* **PROBLEM DETAILS**: From the records below, copy the lines that include "likes".

[[ THE RECORDS open ]]

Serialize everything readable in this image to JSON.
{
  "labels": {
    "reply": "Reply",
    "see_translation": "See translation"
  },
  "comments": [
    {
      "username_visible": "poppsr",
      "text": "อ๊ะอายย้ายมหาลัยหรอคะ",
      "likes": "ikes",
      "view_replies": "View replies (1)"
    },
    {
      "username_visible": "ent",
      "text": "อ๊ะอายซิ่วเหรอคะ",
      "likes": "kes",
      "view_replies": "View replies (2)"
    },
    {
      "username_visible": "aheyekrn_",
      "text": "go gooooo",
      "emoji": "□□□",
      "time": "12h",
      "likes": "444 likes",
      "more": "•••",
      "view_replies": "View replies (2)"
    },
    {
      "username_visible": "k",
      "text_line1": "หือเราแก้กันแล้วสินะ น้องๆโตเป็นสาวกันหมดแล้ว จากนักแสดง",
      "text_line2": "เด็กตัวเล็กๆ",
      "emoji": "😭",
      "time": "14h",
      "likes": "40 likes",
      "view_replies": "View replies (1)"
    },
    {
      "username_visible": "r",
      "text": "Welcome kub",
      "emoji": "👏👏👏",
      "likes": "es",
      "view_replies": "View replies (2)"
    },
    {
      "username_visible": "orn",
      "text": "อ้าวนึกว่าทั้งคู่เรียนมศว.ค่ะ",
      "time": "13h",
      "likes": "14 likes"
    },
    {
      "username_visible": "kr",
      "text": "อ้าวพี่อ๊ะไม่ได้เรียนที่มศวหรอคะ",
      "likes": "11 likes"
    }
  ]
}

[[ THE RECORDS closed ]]
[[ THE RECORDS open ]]

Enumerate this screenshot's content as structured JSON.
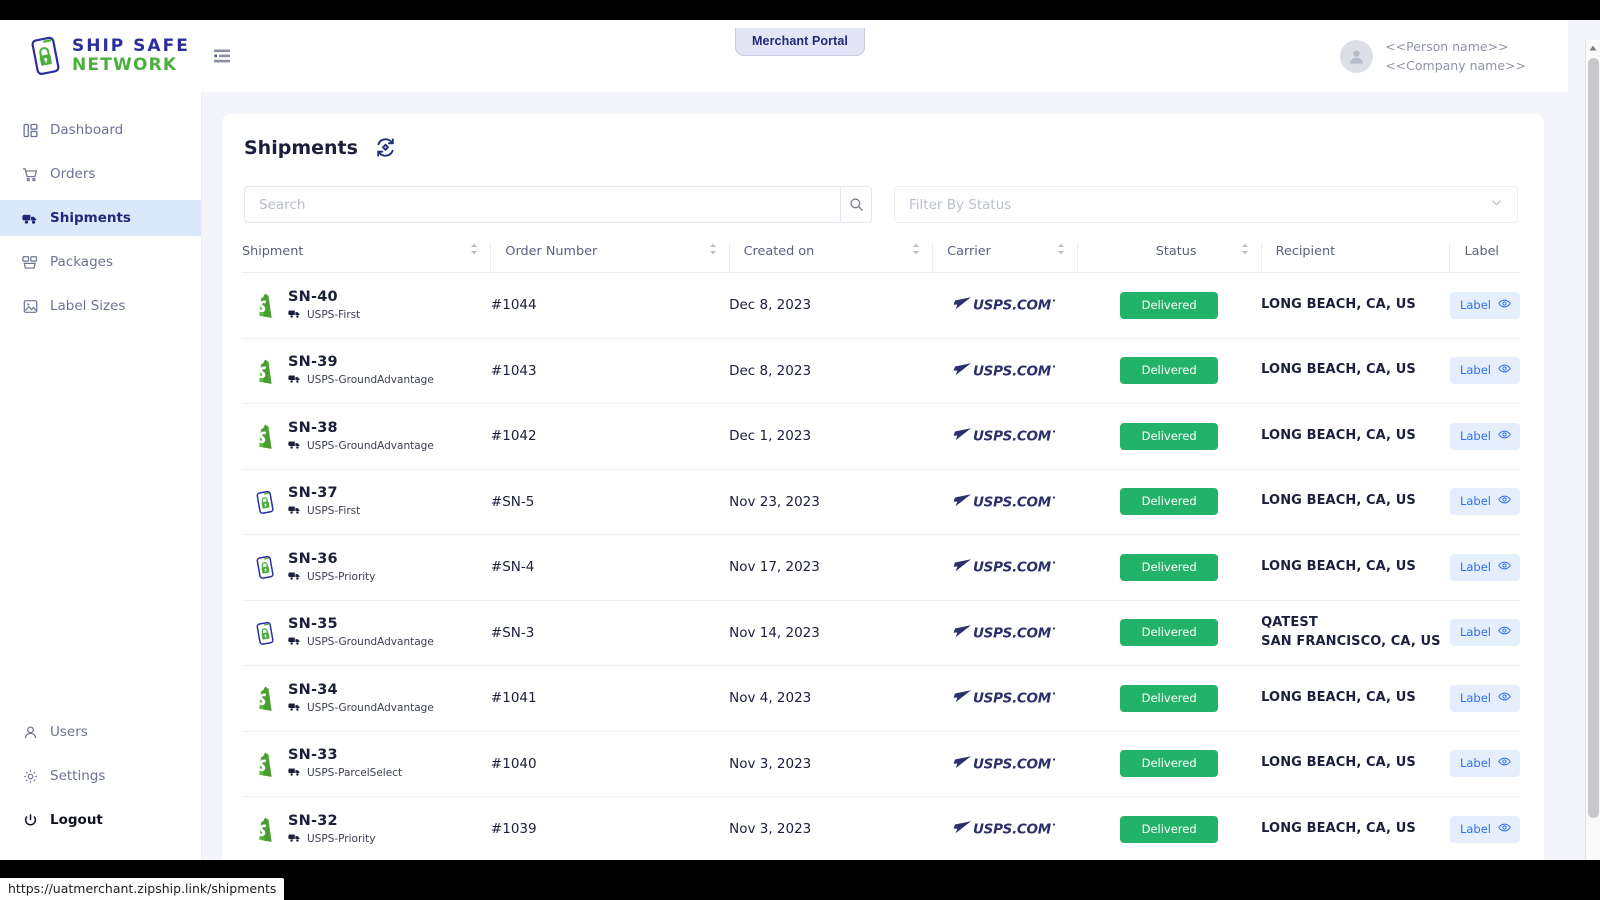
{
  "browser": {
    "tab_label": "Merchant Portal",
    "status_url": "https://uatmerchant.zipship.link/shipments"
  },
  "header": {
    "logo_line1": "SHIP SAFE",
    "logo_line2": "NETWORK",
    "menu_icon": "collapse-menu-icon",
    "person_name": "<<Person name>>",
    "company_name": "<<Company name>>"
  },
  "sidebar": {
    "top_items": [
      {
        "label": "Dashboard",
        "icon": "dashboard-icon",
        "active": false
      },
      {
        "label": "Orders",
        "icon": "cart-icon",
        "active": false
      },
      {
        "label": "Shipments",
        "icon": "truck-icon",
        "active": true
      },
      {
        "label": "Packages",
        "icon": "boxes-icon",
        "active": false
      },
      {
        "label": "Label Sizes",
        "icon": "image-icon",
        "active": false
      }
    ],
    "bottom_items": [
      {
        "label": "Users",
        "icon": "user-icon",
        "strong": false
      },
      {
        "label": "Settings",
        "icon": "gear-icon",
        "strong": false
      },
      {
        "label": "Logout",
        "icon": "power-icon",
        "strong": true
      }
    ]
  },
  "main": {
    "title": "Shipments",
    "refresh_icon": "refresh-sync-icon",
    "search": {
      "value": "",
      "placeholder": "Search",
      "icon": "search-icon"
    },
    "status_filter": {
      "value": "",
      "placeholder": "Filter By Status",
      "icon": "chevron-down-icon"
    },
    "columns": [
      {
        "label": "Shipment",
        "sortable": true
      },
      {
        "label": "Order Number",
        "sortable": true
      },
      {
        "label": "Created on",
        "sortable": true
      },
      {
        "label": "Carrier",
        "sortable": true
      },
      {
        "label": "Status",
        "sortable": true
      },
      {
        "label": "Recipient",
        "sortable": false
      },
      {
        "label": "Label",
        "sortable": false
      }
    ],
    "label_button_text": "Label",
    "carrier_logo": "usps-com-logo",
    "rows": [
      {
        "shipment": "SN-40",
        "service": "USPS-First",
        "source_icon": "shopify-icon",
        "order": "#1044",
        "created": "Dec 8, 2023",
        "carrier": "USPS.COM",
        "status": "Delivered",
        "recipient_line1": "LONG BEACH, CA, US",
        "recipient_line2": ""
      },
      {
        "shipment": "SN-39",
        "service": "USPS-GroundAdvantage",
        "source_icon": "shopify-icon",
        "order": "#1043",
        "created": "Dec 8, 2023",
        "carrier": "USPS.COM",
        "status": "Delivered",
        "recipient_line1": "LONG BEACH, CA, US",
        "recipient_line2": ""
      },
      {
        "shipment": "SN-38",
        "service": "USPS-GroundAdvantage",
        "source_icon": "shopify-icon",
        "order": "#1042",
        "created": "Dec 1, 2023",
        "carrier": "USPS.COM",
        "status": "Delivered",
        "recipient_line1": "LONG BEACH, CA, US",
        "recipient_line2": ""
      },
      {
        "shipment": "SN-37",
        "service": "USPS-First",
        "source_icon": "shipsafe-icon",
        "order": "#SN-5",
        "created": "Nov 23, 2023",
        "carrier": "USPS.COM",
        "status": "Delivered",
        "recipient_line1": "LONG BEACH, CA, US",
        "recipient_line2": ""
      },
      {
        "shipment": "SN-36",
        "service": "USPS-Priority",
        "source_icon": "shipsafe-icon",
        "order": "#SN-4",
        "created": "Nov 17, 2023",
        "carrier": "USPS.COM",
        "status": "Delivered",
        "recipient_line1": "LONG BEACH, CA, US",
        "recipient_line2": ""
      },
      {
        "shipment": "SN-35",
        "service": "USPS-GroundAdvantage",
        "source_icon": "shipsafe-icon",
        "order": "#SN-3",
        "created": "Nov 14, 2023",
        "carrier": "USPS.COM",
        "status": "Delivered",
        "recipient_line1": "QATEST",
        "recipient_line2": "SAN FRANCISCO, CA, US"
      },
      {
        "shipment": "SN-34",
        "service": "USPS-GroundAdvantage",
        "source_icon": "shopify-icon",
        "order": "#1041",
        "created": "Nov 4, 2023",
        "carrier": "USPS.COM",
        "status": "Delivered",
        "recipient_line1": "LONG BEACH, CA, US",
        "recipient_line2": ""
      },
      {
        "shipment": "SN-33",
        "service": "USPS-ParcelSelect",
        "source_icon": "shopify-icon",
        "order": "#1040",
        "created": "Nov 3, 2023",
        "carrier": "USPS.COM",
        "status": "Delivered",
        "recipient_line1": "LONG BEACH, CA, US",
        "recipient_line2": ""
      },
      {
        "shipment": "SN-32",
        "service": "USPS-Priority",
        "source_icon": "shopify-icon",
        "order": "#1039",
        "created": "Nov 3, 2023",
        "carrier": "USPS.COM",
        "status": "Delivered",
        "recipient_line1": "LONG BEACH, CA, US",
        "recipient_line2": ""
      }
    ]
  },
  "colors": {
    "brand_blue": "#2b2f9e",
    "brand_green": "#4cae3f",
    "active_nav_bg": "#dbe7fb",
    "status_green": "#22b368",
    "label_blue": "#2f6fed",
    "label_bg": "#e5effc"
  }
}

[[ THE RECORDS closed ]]

* **RESPONSE TO THE TASK**:
      "likes": "ikes",
      "likes": "kes",
      "likes": "444 likes",
      "likes": "40 likes",
      "likes": "es",
      "likes": "14 likes"
      "likes": "11 likes"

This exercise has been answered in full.